The selection of artists for this year’s Mood Indigo was disappointing, to say the least. The team failed to match up to the high standards set by the Mood Indigo 2009.

Katatonia were the international band act at pronites this year and the reaction to their concert changed from ‘Katatonia – who?’ to ‘Katatonia – why?’ as the minutes passed. We believe that any comparison with the Porcupine Tree concert would be unfair as both the bands belong to entirely different genres. But since a lot of concert passes were given away as event winnings, one can easily gauge that Katatonia failed to attract a lot of metal fans as well.

The Asha Bhonsle concert this year was held in place of the classical concert. The concert received mixed reviews. While the faculty members and old hindi music fanatics found her mere presence ‘mesmerizing’, the younger audiences found her ‘out of tune’ and ‘too old to be headlining a college cultural festival’.

The last pronite featured Amit Trivedi and his troupe of singers/dancers belting out popular Bollywood songs that were lapped up by the audience. The show would have been a bigger hit had it not been for the ‘No One Killed Jessica’ cast (including Rani Mukherjee and Vidya Balan) which came for the film publicity; Trivedi ended up singing songs from NOKJ up to three times each, much to the audience’s frustration.

Service Pains

Every year, the service glitches play an important part in lowering the overall experience of Mood Indigo. This year, however, the service assistance of Mood Indigo seemed to have reached an all time low. A lot of events suffered from sound related problems. MI stage, for example, was constantly nagged by recurring sound failures. The sound at NCC was pathetic at times during the IMF. A lot of events started late because the projector or the screen could not be made available.

Mood Indigo, being Asia’s largest college festival, really needs to look into these incidents more carefully. Such incidents bother participants and the organisers alike, and a bit more professionalism on the part of MI is required.

Anant Gupta – MI OC 2010

• We wanted to reach out to the best colleges which would, in turn, guarantee us the best participants for our competitions. We wanted MI to be the best 4 days of their lives

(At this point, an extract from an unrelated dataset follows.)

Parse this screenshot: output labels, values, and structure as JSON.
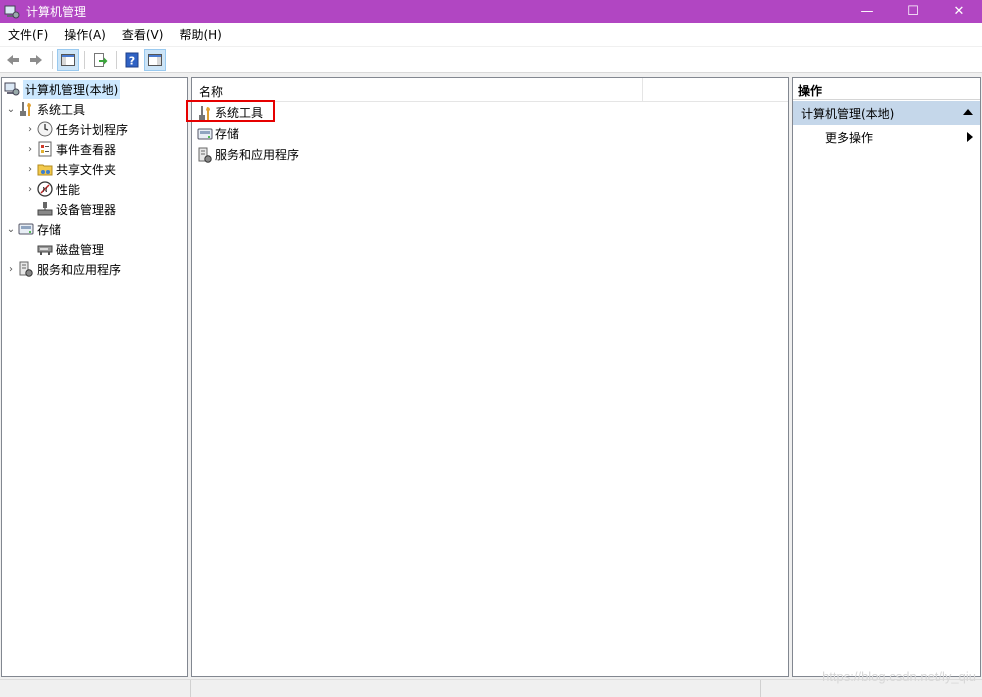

• The low turnout was majorly due to shift in exam date for Pune University and not due to lack of publicity. Also, since none of the 4 days were on the weekend, we had fewer people from local colleges.

• Comparing Katatonia with PTree would be wrong as the two bands have entirely different genre. But people who were metal fans, found them good, and that’s what we expected.

For further details contact Mukul Gupta, Rushabh Sheth, Sagar Sambrani, Satwik Pradhan and Siddharth Shanbhag at,,, and respectively.